TreeDomViewer: a tool for the visualization of phylogeny and protein domain structure
Alako, B.T.F. ; Rainey, D. ; Nijveen, H. ; Leunissen, J.A.M. - \ 2006
Nucleic acids research 34 (2006). - ISSN 0305-1048 - p. W104 - W109.
sequence - predictions - recognition - gene
Phylogenetic analysis and examination of protein domains allow accurate genome annotation and are invaluable to study proteins and protein complex evolution. However, two sequences can be homologous without sharing statistically significant amino acid or nucleotide identity, presenting a challenging bioinformatics problem. We present TreeDomViewer, a visualization tool available as a web-based interface that combines phylogenetic tree description, multiple sequence alignment and InterProScan data of sequences and generates a phylogenetic tree projecting the corresponding protein domain information onto the multiple sequence alignment. Thereby it makes use of existing domain prediction tools such as InterProScan. TreeDom Viewer adopts an evolutionary perspective on how domain structure of two or more sequences can be aligned and compared, to subsequently infer the function of an unknown homolog. This provides insight into the function assignment of, in terms of amino acid substitution, very divergent but yet closely related family members. Our tool produces an interactive scalar vector graphics image that provides orthological relationship and domain content of proteins of interest at one glance. In addition, PDF, JPEG or PNG formatted output is also provided. These features make TreeDomViewer a valuable addition to the annotation pipeline of unknown genes or gene products
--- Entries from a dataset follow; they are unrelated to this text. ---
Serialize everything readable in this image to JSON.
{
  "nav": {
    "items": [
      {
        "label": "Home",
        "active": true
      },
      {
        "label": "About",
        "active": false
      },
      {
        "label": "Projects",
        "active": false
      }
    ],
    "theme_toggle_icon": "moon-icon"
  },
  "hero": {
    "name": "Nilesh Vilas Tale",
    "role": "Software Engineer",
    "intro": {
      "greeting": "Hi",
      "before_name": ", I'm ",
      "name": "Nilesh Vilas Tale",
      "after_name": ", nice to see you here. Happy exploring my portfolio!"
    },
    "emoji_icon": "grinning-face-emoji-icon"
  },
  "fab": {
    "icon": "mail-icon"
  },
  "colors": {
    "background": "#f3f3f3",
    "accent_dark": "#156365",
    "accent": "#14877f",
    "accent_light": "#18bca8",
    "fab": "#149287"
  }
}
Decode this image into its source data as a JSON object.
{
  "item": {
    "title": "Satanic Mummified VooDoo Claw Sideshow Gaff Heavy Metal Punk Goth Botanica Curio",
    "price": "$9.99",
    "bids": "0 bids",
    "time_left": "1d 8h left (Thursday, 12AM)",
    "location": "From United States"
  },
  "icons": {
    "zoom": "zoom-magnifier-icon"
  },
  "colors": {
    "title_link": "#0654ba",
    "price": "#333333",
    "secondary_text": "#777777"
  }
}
A constitutive model with moderate chain stretch for linear polymer melts
Tchesnokov, M.A. ; Molenaar, J. ; Slot, J.J.M. ; Stepanyan, R. - \ 2004
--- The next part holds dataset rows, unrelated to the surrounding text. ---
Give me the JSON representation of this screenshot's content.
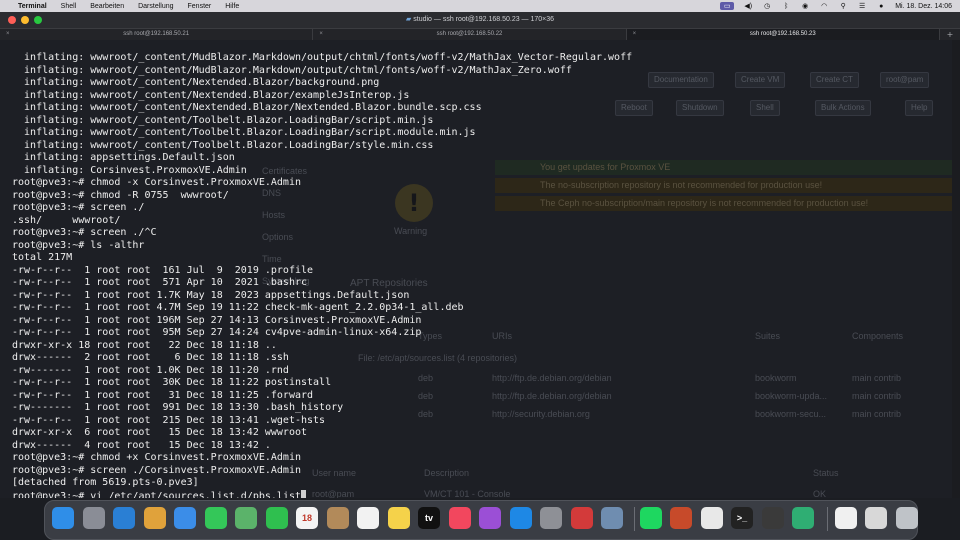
{
  "menubar": {
    "apple": "",
    "items": [
      "Terminal",
      "Shell",
      "Bearbeiten",
      "Darstellung",
      "Fenster",
      "Hilfe"
    ],
    "clock": "Mi. 18. Dez.  14:06"
  },
  "window": {
    "title": "studio — ssh root@192.168.50.23 — 170×36",
    "tabs": [
      {
        "label": "ssh root@192.168.50.21",
        "active": false
      },
      {
        "label": "ssh root@192.168.50.22",
        "active": false
      },
      {
        "label": "ssh root@192.168.50.23",
        "active": true
      }
    ],
    "tab_close": "×",
    "add_tab": "+"
  },
  "terminal": {
    "lines": [
      "  inflating: wwwroot/_content/MudBlazor.Markdown/output/chtml/fonts/woff-v2/MathJax_Vector-Regular.woff",
      "  inflating: wwwroot/_content/MudBlazor.Markdown/output/chtml/fonts/woff-v2/MathJax_Zero.woff",
      "  inflating: wwwroot/_content/Nextended.Blazor/background.png",
      "  inflating: wwwroot/_content/Nextended.Blazor/exampleJsInterop.js",
      "  inflating: wwwroot/_content/Nextended.Blazor/Nextended.Blazor.bundle.scp.css",
      "  inflating: wwwroot/_content/Toolbelt.Blazor.LoadingBar/script.min.js",
      "  inflating: wwwroot/_content/Toolbelt.Blazor.LoadingBar/script.module.min.js",
      "  inflating: wwwroot/_content/Toolbelt.Blazor.LoadingBar/style.min.css",
      "  inflating: appsettings.Default.json",
      "  inflating: Corsinvest.ProxmoxVE.Admin",
      "root@pve3:~# chmod -x Corsinvest.ProxmoxVE.Admin",
      "root@pve3:~# chmod -R 0755  wwwroot/",
      "root@pve3:~# screen ./",
      ".ssh/     wwwroot/",
      "root@pve3:~# screen ./^C",
      "root@pve3:~# ls -althr",
      "total 217M",
      "-rw-r--r--  1 root root  161 Jul  9  2019 .profile",
      "-rw-r--r--  1 root root  571 Apr 10  2021 .bashrc",
      "-rw-r--r--  1 root root 1.7K May 18  2023 appsettings.Default.json",
      "-rw-r--r--  1 root root 4.7M Sep 19 11:22 check-mk-agent_2.2.0p34-1_all.deb",
      "-rw-r--r--  1 root root 196M Sep 27 14:13 Corsinvest.ProxmoxVE.Admin",
      "-rw-r--r--  1 root root  95M Sep 27 14:24 cv4pve-admin-linux-x64.zip",
      "drwxr-xr-x 18 root root   22 Dec 18 11:18 ..",
      "drwx------  2 root root    6 Dec 18 11:18 .ssh",
      "-rw-------  1 root root 1.0K Dec 18 11:20 .rnd",
      "-rw-r--r--  1 root root  30K Dec 18 11:22 postinstall",
      "-rw-r--r--  1 root root   31 Dec 18 11:25 .forward",
      "-rw-------  1 root root  991 Dec 18 13:30 .bash_history",
      "-rw-r--r--  1 root root  215 Dec 18 13:41 .wget-hsts",
      "drwxr-xr-x  6 root root   15 Dec 18 13:42 wwwroot",
      "drwx------  4 root root   15 Dec 18 13:42 .",
      "root@pve3:~# chmod +x Corsinvest.ProxmoxVE.Admin",
      "root@pve3:~# screen ./Corsinvest.ProxmoxVE.Admin",
      "[detached from 5619.pts-0.pve3]"
    ],
    "prompt": "root@pve3:~# ",
    "current_command": "vi /etc/apt/sources.list.d/pbs.list"
  },
  "background_ui": {
    "buttons": [
      "Documentation",
      "Create VM",
      "Create CT",
      "root@pam",
      "Reboot",
      "Shutdown",
      "Shell",
      "Bulk Actions",
      "Help"
    ],
    "nav": [
      "Certificates",
      "DNS",
      "Hosts",
      "Options",
      "Time",
      "System Log"
    ],
    "warning_label": "Warning",
    "messages": [
      "You get updates for Proxmox VE",
      "The no-subscription repository is not recommended for production use!",
      "The Ceph no-subscription/main repository is not recommended for production use!"
    ],
    "apt_title": "APT Repositories",
    "columns": [
      "Types",
      "URIs",
      "Suites",
      "Components"
    ],
    "file_label": "File: /etc/apt/sources.list (4 repositories)",
    "rows": [
      {
        "type": "deb",
        "uri": "http://ftp.de.debian.org/debian",
        "suite": "bookworm",
        "comp": "main contrib"
      },
      {
        "type": "deb",
        "uri": "http://ftp.de.debian.org/debian",
        "suite": "bookworm-upda...",
        "comp": "main contrib"
      },
      {
        "type": "deb",
        "uri": "http://security.debian.org",
        "suite": "bookworm-secu...",
        "comp": "main contrib"
      }
    ],
    "bottom_columns": [
      "User name",
      "Description",
      "Status"
    ],
    "bottom_row": {
      "user": "root@pam",
      "desc": "VM/CT 101 - Console",
      "status": "OK"
    }
  },
  "dock": {
    "apps": [
      {
        "name": "finder-icon",
        "glyph": "",
        "color": "#2f8ee8"
      },
      {
        "name": "launchpad-icon",
        "glyph": "",
        "color": "#8a8d96"
      },
      {
        "name": "safari-icon",
        "glyph": "",
        "color": "#2a7fd4"
      },
      {
        "name": "photos-icon",
        "glyph": "",
        "color": "#e0a23b"
      },
      {
        "name": "mail-icon",
        "glyph": "",
        "color": "#3b8de8"
      },
      {
        "name": "messages-icon",
        "glyph": "",
        "color": "#34c759"
      },
      {
        "name": "maps-icon",
        "glyph": "",
        "color": "#5bb36a"
      },
      {
        "name": "facetime-icon",
        "glyph": "",
        "color": "#2fbf4f"
      },
      {
        "name": "calendar-icon",
        "glyph": "18",
        "color": "#f4f4f4"
      },
      {
        "name": "contacts-icon",
        "glyph": "",
        "color": "#b28a5a"
      },
      {
        "name": "reminders-icon",
        "glyph": "",
        "color": "#f2f2f2"
      },
      {
        "name": "notes-icon",
        "glyph": "",
        "color": "#f5d24a"
      },
      {
        "name": "tv-icon",
        "glyph": "tv",
        "color": "#111111"
      },
      {
        "name": "music-icon",
        "glyph": "",
        "color": "#f2475e"
      },
      {
        "name": "podcasts-icon",
        "glyph": "",
        "color": "#9b4fd6"
      },
      {
        "name": "app-store-icon",
        "glyph": "",
        "color": "#1e88e5"
      },
      {
        "name": "system-settings-icon",
        "glyph": "",
        "color": "#8e9096"
      },
      {
        "name": "authy-icon",
        "glyph": "",
        "color": "#d33a3a"
      },
      {
        "name": "proxyman-icon",
        "glyph": "",
        "color": "#6f8db0"
      },
      {
        "name": "spotify-icon",
        "glyph": "",
        "color": "#1ed760"
      },
      {
        "name": "game-icon",
        "glyph": "",
        "color": "#c74a2a"
      },
      {
        "name": "chrome-icon",
        "glyph": "",
        "color": "#e8e8e8"
      },
      {
        "name": "terminal-icon",
        "glyph": ">_",
        "color": "#222222"
      },
      {
        "name": "calculator-icon",
        "glyph": "",
        "color": "#3a3a3a"
      },
      {
        "name": "sync-icon",
        "glyph": "",
        "color": "#2fae73"
      },
      {
        "name": "document-icon",
        "glyph": "",
        "color": "#f0f0f0"
      },
      {
        "name": "preview-icon",
        "glyph": "",
        "color": "#d8d8d8"
      },
      {
        "name": "trash-icon",
        "glyph": "",
        "color": "#bfc3c8"
      }
    ]
  }
}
Journal of Non-Newtonian Fluid Mechanics 123 (2004)2-3. - ISSN 0377-0257 - p. 185 - 199.
convective constraint release - cox-merz rule - entangled polymers - microscopic theory - polystyrene solutions - molecular theory - fast flows - shear - reptation - predictions
In our previous publication, we presented a molecular model to describe the dynamics of the interfacial layer between a flowing polymer melt and a die wall. We showed that the ensemble-averaged behavior of polymer molecules adsorbed on the wall could be successfully described in terms of the so-called bond vector probability distribution function (BVPDF). The BVPDF couples the chain orientation and chain stretch on the level of single segment, and thus is an extension of the orientation distribution function of Doi and Edwards introduced for inextensible chains. In this paper, the developed formalism is extended to molecules in the polymer bulk. We show how the well-known Doi and Edwards theory (DE) for inextensible chains based on the orientation distribution function can be naturally extended to include chain stretch and (convective) constraint release (CCR). The final constitutive equation accounts for such mechanisms on polymer chains as reptation, retraction, convection, contour length fluctuations, and (convective) constraint release. It is valid for both linear and non-linear flow regimes. The proposed theory is quantitative, and contains the same input parameters as the original DE model. As an application of the full theory, a simple equation of motion for the stress tensor is derived. Despite the simplicity, its predictions are found to be in good agreement with available experimental data over a wide range of flow regimes and histories.